Records drawn from a dataset

--

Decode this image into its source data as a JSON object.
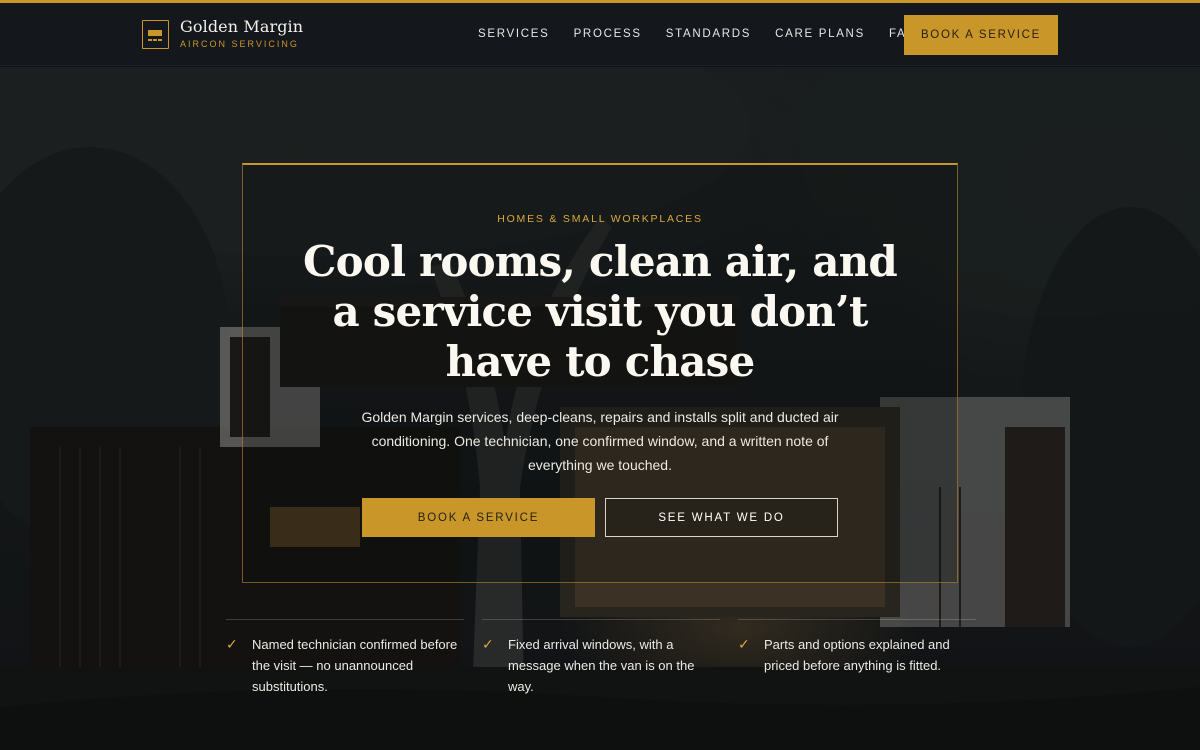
{
  "brand": {
    "name": "Golden Margin",
    "tagline": "AIRCON SERVICING"
  },
  "nav": {
    "items": [
      "SERVICES",
      "PROCESS",
      "STANDARDS",
      "CARE PLANS",
      "FAQ"
    ],
    "cta_label": "BOOK A SERVICE"
  },
  "hero": {
    "eyebrow": "HOMES & SMALL WORKPLACES",
    "headline": "Cool rooms, clean air, and a service visit you don’t have to chase",
    "subcopy": "Golden Margin services, deep-cleans, repairs and installs split and ducted air conditioning. One technician, one confirmed window, and a written note of everything we touched.",
    "primary_cta": "BOOK A SERVICE",
    "secondary_cta": "SEE WHAT WE DO"
  },
  "features": [
    {
      "icon": "check-icon",
      "text": "Named technician confirmed before the visit — no unannounced substitutions."
    },
    {
      "icon": "check-icon",
      "text": "Fixed arrival windows, with a message when the van is on the way."
    },
    {
      "icon": "check-icon",
      "text": "Parts and options explained and priced before anything is fitted."
    }
  ],
  "colors": {
    "accent": "#c9962a",
    "header_bg": "#14171b",
    "hero_overlay": "#0d1014"
  }
}
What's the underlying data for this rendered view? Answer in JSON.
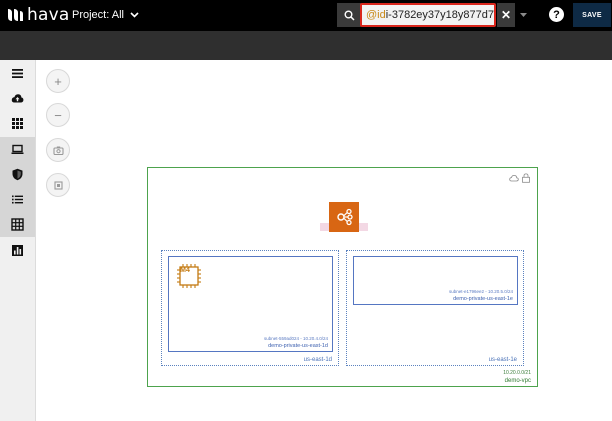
{
  "header": {
    "logo_text": "hava",
    "project_label": "Project: All",
    "search": {
      "prefix": "@id",
      "value": "i-3782ey37y18y877d7"
    },
    "clear_label": "✕",
    "help_label": "?",
    "save_label": "SAVE"
  },
  "sidebar": {
    "items": [
      {
        "icon": "menu-icon",
        "active": false
      },
      {
        "icon": "cloud-upload-icon",
        "active": false
      },
      {
        "icon": "apps-grid-icon",
        "active": false
      },
      {
        "icon": "laptop-icon",
        "active": true
      },
      {
        "icon": "shield-icon",
        "active": true
      },
      {
        "icon": "list-icon",
        "active": true
      },
      {
        "icon": "table-icon",
        "active": true
      },
      {
        "icon": "report-icon",
        "active": false
      }
    ]
  },
  "tools": [
    {
      "icon": "zoom-in-icon",
      "label": "+"
    },
    {
      "icon": "zoom-out-icon",
      "label": "−"
    },
    {
      "icon": "camera-icon"
    },
    {
      "icon": "stop-icon"
    }
  ],
  "diagram": {
    "vpc": {
      "cidr": "10.20.0.0/21",
      "name": "demo-vpc"
    },
    "availability_zones": [
      {
        "name": "us-east-1d",
        "subnet": {
          "cidr": "subnet-559ad024 - 10.20.4.0/24",
          "name": "demo-private-us-east-1d",
          "instance_label": "M4"
        }
      },
      {
        "name": "us-east-1e",
        "subnet": {
          "cidr": "subnet-e1796ee2 - 10.20.5.0/24",
          "name": "demo-private-us-east-1e"
        }
      }
    ]
  },
  "colors": {
    "topbar": "#000000",
    "subbar": "#2f2f2f",
    "save_button": "#0e2a45",
    "search_highlight": "#d9261c",
    "vpc_border": "#4da34d",
    "subnet_border": "#5576c2",
    "igw": "#d86613",
    "ec2": "#c47a12"
  }
}
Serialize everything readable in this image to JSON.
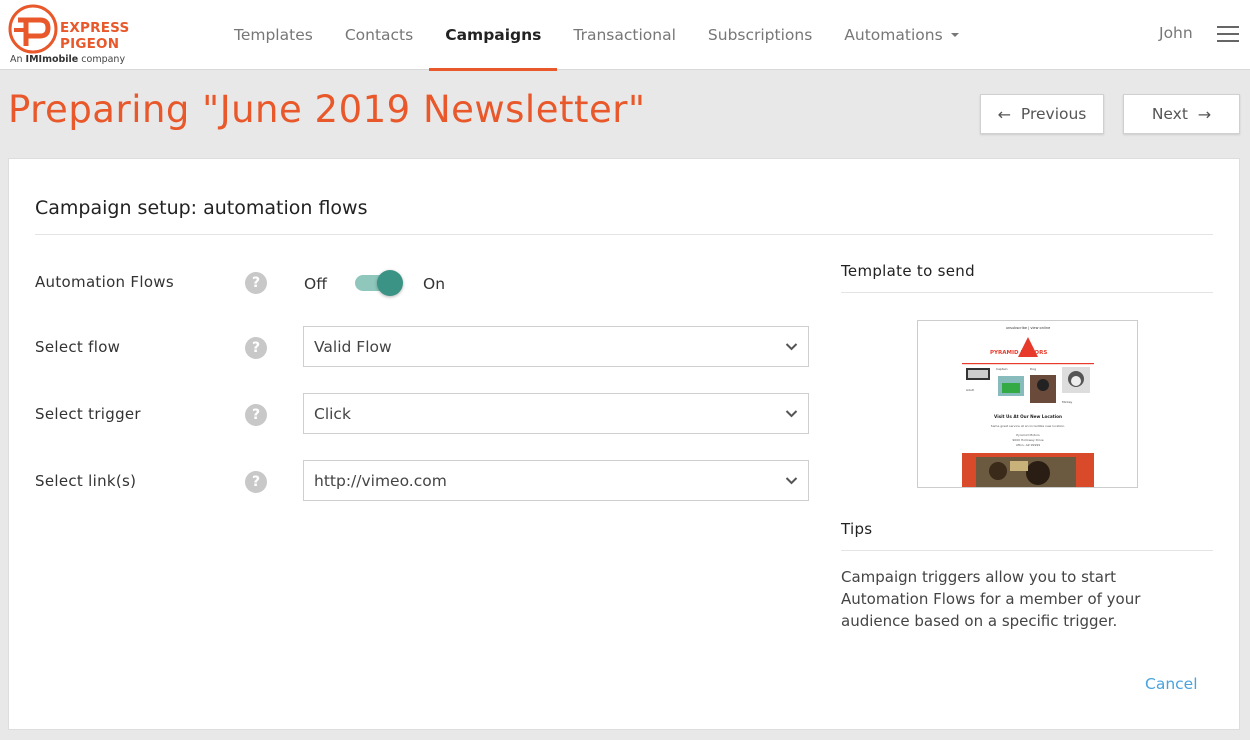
{
  "brand": {
    "line1": "EXPRESS",
    "line2": "PIGEON",
    "tagline_prefix": "An ",
    "tagline_brand": "IMImobile",
    "tagline_suffix": " company",
    "color": "#e8582a"
  },
  "nav": {
    "items": [
      {
        "label": "Templates",
        "active": false
      },
      {
        "label": "Contacts",
        "active": false
      },
      {
        "label": "Campaigns",
        "active": true
      },
      {
        "label": "Transactional",
        "active": false
      },
      {
        "label": "Subscriptions",
        "active": false
      },
      {
        "label": "Automations",
        "active": false,
        "dropdown": true
      }
    ],
    "user": "John"
  },
  "header": {
    "title": "Preparing \"June 2019 Newsletter\"",
    "previous_label": "Previous",
    "next_label": "Next"
  },
  "card": {
    "title": "Campaign setup: automation flows",
    "automation_flows": {
      "label": "Automation Flows",
      "off_label": "Off",
      "on_label": "On",
      "enabled": true
    },
    "select_flow": {
      "label": "Select flow",
      "value": "Valid Flow"
    },
    "select_trigger": {
      "label": "Select trigger",
      "value": "Click"
    },
    "select_links": {
      "label": "Select link(s)",
      "value": "http://vimeo.com"
    },
    "help_glyph": "?",
    "template_title": "Template to send",
    "thumbnail": {
      "top_links": "unsubscribe | view online",
      "logo": "PYRAMID MOTORS",
      "name_a": "Captain",
      "name_b": "Dog",
      "name_c": "Adult",
      "name_d": "Mickey",
      "headline": "Visit Us At Our New Location",
      "body": "Same great service at an incredible new location.",
      "addr1": "Pyramid Motors",
      "addr2": "9000 Holloway Drive",
      "addr3": "Afton, AZ 99999"
    },
    "tips_title": "Tips",
    "tips_text": "Campaign triggers allow you to start Automation Flows for a member of your audience based on a specific trigger.",
    "cancel_label": "Cancel"
  },
  "colors": {
    "accent": "#e8582a",
    "toggle": "#3a9384",
    "link": "#4aa3df"
  }
}
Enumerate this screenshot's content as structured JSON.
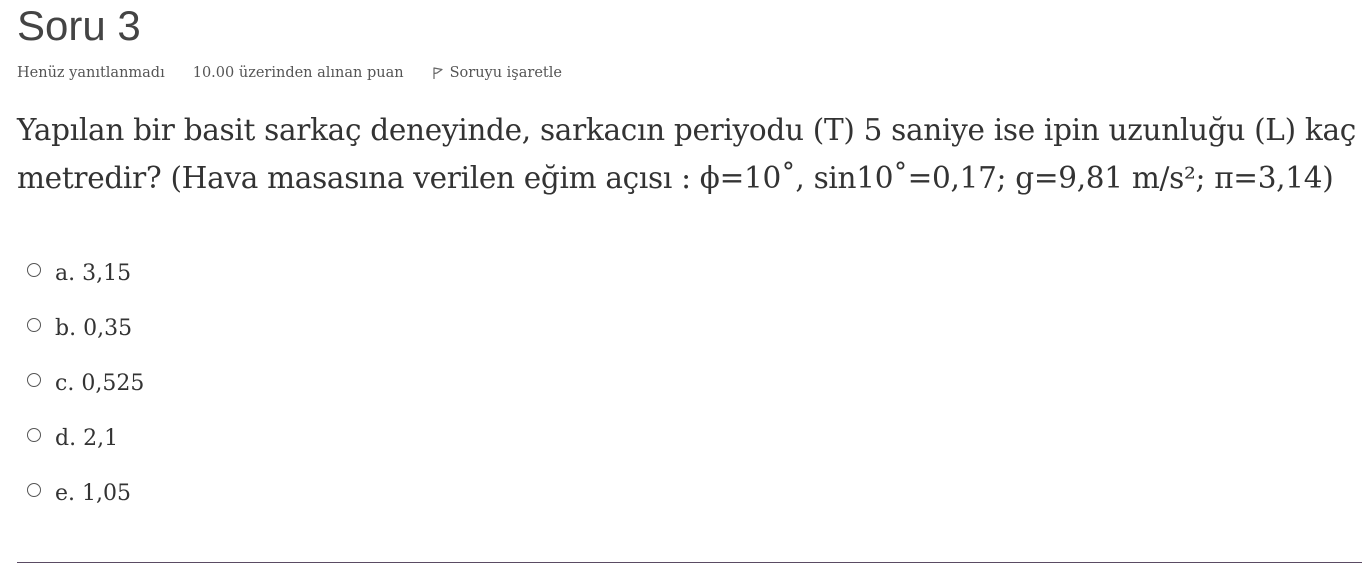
{
  "question": {
    "title": "Soru 3",
    "state": "Henüz yanıtlanmadı",
    "grade": "10.00 üzerinden alınan puan",
    "flag_label": "Soruyu işaretle",
    "text_line1": "Yapılan bir basit sarkaç deneyinde, sarkacın periyodu (T) 5 saniye ise ipin uzunluğu (L) kaç",
    "text_line2": "metredir? (Hava masasına verilen eğim açısı : ϕ=10˚, sin10˚=0,17;    g=9,81 m/s²;   π=3,14)"
  },
  "answers": [
    {
      "letter": "a.",
      "value": "3,15"
    },
    {
      "letter": "b.",
      "value": "0,35"
    },
    {
      "letter": "c.",
      "value": "0,525"
    },
    {
      "letter": "d.",
      "value": "2,1"
    },
    {
      "letter": "e.",
      "value": "1,05"
    }
  ],
  "colors": {
    "title": "#444444",
    "text": "#333333",
    "meta": "#555555",
    "divider": "#5a4b63"
  },
  "icons": {
    "flag": "flag-icon",
    "radio": "radio-button"
  }
}
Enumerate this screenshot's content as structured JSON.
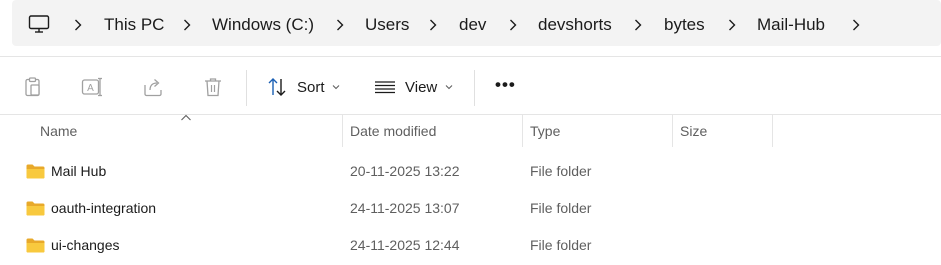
{
  "address_bar": {
    "root_icon": "computer-monitor-icon",
    "crumbs": [
      "This PC",
      "Windows (C:)",
      "Users",
      "dev",
      "devshorts",
      "bytes",
      "Mail-Hub"
    ],
    "separator_icon": "chevron-right-icon"
  },
  "toolbar": {
    "icons": [
      "paste-icon",
      "rename-icon",
      "share-icon",
      "delete-icon"
    ],
    "sort_label": "Sort",
    "view_label": "View",
    "more_label": "•••"
  },
  "columns": {
    "name": "Name",
    "date_modified": "Date modified",
    "type": "Type",
    "size": "Size"
  },
  "rows": [
    {
      "name": "Mail Hub",
      "date": "20-11-2025 13:22",
      "type": "File folder",
      "size": ""
    },
    {
      "name": "oauth-integration",
      "date": "24-11-2025 13:07",
      "type": "File folder",
      "size": ""
    },
    {
      "name": "ui-changes",
      "date": "24-11-2025 12:44",
      "type": "File folder",
      "size": ""
    }
  ],
  "colors": {
    "folder_yellow": "#f8c93e",
    "folder_dark": "#e8a92a",
    "disabled_icon": "#a0a0a0",
    "accent_blue": "#1a5fb4"
  }
}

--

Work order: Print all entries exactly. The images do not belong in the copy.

Written answer:
Decode this image into its source data as a JSON object.
{
  "brand": {
    "name": "Golden Margin",
    "tagline": "AIRCON SERVICING"
  },
  "nav": {
    "items": [
      "SERVICES",
      "PROCESS",
      "STANDARDS",
      "CARE PLANS",
      "FAQ"
    ],
    "cta_label": "BOOK A SERVICE"
  },
  "hero": {
    "eyebrow": "HOMES & SMALL WORKPLACES",
    "headline": "Cool rooms, clean air, and a service visit you don’t have to chase",
    "subcopy": "Golden Margin services, deep-cleans, repairs and installs split and ducted air conditioning. One technician, one confirmed window, and a written note of everything we touched.",
    "primary_cta": "BOOK A SERVICE",
    "secondary_cta": "SEE WHAT WE DO"
  },
  "features": [
    {
      "icon": "check-icon",
      "text": "Named technician confirmed before the visit — no unannounced substitutions."
    },
    {
      "icon": "check-icon",
      "text": "Fixed arrival windows, with a message when the van is on the way."
    },
    {
      "icon": "check-icon",
      "text": "Parts and options explained and priced before anything is fitted."
    }
  ],
  "colors": {
    "accent": "#c9962a",
    "header_bg": "#14171b",
    "hero_overlay": "#0d1014"
  }
}
What's the underlying data for this rendered view? Answer in JSON.
{
  "header": {
    "logo_text": "hava",
    "project_label": "Project: All",
    "search": {
      "prefix": "@id",
      "value": "i-3782ey37y18y877d7"
    },
    "clear_label": "✕",
    "help_label": "?",
    "save_label": "SAVE"
  },
  "sidebar": {
    "items": [
      {
        "icon": "menu-icon",
        "active": false
      },
      {
        "icon": "cloud-upload-icon",
        "active": false
      },
      {
        "icon": "apps-grid-icon",
        "active": false
      },
      {
        "icon": "laptop-icon",
        "active": true
      },
      {
        "icon": "shield-icon",
        "active": true
      },
      {
        "icon": "list-icon",
        "active": true
      },
      {
        "icon": "table-icon",
        "active": true
      },
      {
        "icon": "report-icon",
        "active": false
      }
    ]
  },
  "tools": [
    {
      "icon": "zoom-in-icon",
      "label": "+"
    },
    {
      "icon": "zoom-out-icon",
      "label": "−"
    },
    {
      "icon": "camera-icon"
    },
    {
      "icon": "stop-icon"
    }
  ],
  "diagram": {
    "vpc": {
      "cidr": "10.20.0.0/21",
      "name": "demo-vpc"
    },
    "availability_zones": [
      {
        "name": "us-east-1d",
        "subnet": {
          "cidr": "subnet-559ad024 - 10.20.4.0/24",
          "name": "demo-private-us-east-1d",
          "instance_label": "M4"
        }
      },
      {
        "name": "us-east-1e",
        "subnet": {
          "cidr": "subnet-e1796ee2 - 10.20.5.0/24",
          "name": "demo-private-us-east-1e"
        }
      }
    ]
  },
  "colors": {
    "topbar": "#000000",
    "subbar": "#2f2f2f",
    "save_button": "#0e2a45",
    "search_highlight": "#d9261c",
    "vpc_border": "#4da34d",
    "subnet_border": "#5576c2",
    "igw": "#d86613",
    "ec2": "#c47a12"
  }
}
Serialize everything readable in this image to JSON.
{
  "brand": {
    "line1": "EXPRESS",
    "line2": "PIGEON",
    "tagline_prefix": "An ",
    "tagline_brand": "IMImobile",
    "tagline_suffix": " company",
    "color": "#e8582a"
  },
  "nav": {
    "items": [
      {
        "label": "Templates",
        "active": false
      },
      {
        "label": "Contacts",
        "active": false
      },
      {
        "label": "Campaigns",
        "active": true
      },
      {
        "label": "Transactional",
        "active": false
      },
      {
        "label": "Subscriptions",
        "active": false
      },
      {
        "label": "Automations",
        "active": false,
        "dropdown": true
      }
    ],
    "user": "John"
  },
  "header": {
    "title": "Preparing \"June 2019 Newsletter\"",
    "previous_label": "Previous",
    "next_label": "Next"
  },
  "card": {
    "title": "Campaign setup: automation flows",
    "automation_flows": {
      "label": "Automation Flows",
      "off_label": "Off",
      "on_label": "On",
      "enabled": true
    },
    "select_flow": {
      "label": "Select flow",
      "value": "Valid Flow"
    },
    "select_trigger": {
      "label": "Select trigger",
      "value": "Click"
    },
    "select_links": {
      "label": "Select link(s)",
      "value": "http://vimeo.com"
    },
    "help_glyph": "?",
    "template_title": "Template to send",
    "thumbnail": {
      "top_links": "unsubscribe | view online",
      "logo": "PYRAMID MOTORS",
      "name_a": "Captain",
      "name_b": "Dog",
      "name_c": "Adult",
      "name_d": "Mickey",
      "headline": "Visit Us At Our New Location",
      "body": "Same great service at an incredible new location.",
      "addr1": "Pyramid Motors",
      "addr2": "9000 Holloway Drive",
      "addr3": "Afton, AZ 99999"
    },
    "tips_title": "Tips",
    "tips_text": "Campaign triggers allow you to start Automation Flows for a member of your audience based on a specific trigger.",
    "cancel_label": "Cancel"
  },
  "colors": {
    "accent": "#e8582a",
    "toggle": "#3a9384",
    "link": "#4aa3df"
  }
}
Enumerate this screenshot's content as structured JSON.
{
  "question": {
    "title": "Soru 3",
    "state": "Henüz yanıtlanmadı",
    "grade": "10.00 üzerinden alınan puan",
    "flag_label": "Soruyu işaretle",
    "text_line1": "Yapılan bir basit sarkaç deneyinde, sarkacın periyodu (T) 5 saniye ise ipin uzunluğu (L) kaç",
    "text_line2": "metredir? (Hava masasına verilen eğim açısı : ϕ=10˚, sin10˚=0,17;    g=9,81 m/s²;   π=3,14)"
  },
  "answers": [
    {
      "letter": "a.",
      "value": "3,15"
    },
    {
      "letter": "b.",
      "value": "0,35"
    },
    {
      "letter": "c.",
      "value": "0,525"
    },
    {
      "letter": "d.",
      "value": "2,1"
    },
    {
      "letter": "e.",
      "value": "1,05"
    }
  ],
  "colors": {
    "title": "#444444",
    "text": "#333333",
    "meta": "#555555",
    "divider": "#5a4b63"
  },
  "icons": {
    "flag": "flag-icon",
    "radio": "radio-button"
  }
}
Enumerate this screenshot's content as structured JSON.
{
  "address_bar": {
    "root_icon": "computer-monitor-icon",
    "crumbs": [
      "This PC",
      "Windows (C:)",
      "Users",
      "dev",
      "devshorts",
      "bytes",
      "Mail-Hub"
    ],
    "separator_icon": "chevron-right-icon"
  },
  "toolbar": {
    "icons": [
      "paste-icon",
      "rename-icon",
      "share-icon",
      "delete-icon"
    ],
    "sort_label": "Sort",
    "view_label": "View",
    "more_label": "•••"
  },
  "columns": {
    "name": "Name",
    "date_modified": "Date modified",
    "type": "Type",
    "size": "Size"
  },
  "rows": [
    {
      "name": "Mail Hub",
      "date": "20-11-2025 13:22",
      "type": "File folder",
      "size": ""
    },
    {
      "name": "oauth-integration",
      "date": "24-11-2025 13:07",
      "type": "File folder",
      "size": ""
    },
    {
      "name": "ui-changes",
      "date": "24-11-2025 12:44",
      "type": "File folder",
      "size": ""
    }
  ],
  "colors": {
    "folder_yellow": "#f8c93e",
    "folder_dark": "#e8a92a",
    "disabled_icon": "#a0a0a0",
    "accent_blue": "#1a5fb4"
  }
}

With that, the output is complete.